Entries from a dataset of interfaces:
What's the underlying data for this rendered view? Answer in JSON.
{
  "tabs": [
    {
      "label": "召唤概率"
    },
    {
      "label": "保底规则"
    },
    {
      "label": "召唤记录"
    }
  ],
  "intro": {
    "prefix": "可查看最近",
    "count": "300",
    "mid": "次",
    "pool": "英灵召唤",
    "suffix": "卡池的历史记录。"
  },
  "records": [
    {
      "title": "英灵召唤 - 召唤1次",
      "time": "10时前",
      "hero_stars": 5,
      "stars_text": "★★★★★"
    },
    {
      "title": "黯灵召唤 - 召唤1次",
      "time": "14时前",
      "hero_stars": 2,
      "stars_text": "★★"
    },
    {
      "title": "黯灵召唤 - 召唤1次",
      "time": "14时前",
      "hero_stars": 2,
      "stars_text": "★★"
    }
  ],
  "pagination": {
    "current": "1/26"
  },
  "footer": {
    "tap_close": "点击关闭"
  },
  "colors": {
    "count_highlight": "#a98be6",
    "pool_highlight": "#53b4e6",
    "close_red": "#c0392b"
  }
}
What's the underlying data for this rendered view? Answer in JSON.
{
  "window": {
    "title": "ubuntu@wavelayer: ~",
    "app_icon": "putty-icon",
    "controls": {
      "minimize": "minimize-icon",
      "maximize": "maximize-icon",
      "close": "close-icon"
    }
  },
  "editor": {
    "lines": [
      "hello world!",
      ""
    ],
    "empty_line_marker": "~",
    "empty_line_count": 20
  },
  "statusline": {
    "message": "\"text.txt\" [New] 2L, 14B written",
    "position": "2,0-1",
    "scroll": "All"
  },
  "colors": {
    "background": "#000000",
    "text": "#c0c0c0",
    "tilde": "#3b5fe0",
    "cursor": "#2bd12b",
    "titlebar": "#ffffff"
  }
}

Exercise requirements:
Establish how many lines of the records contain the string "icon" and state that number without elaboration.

Response to the task:
4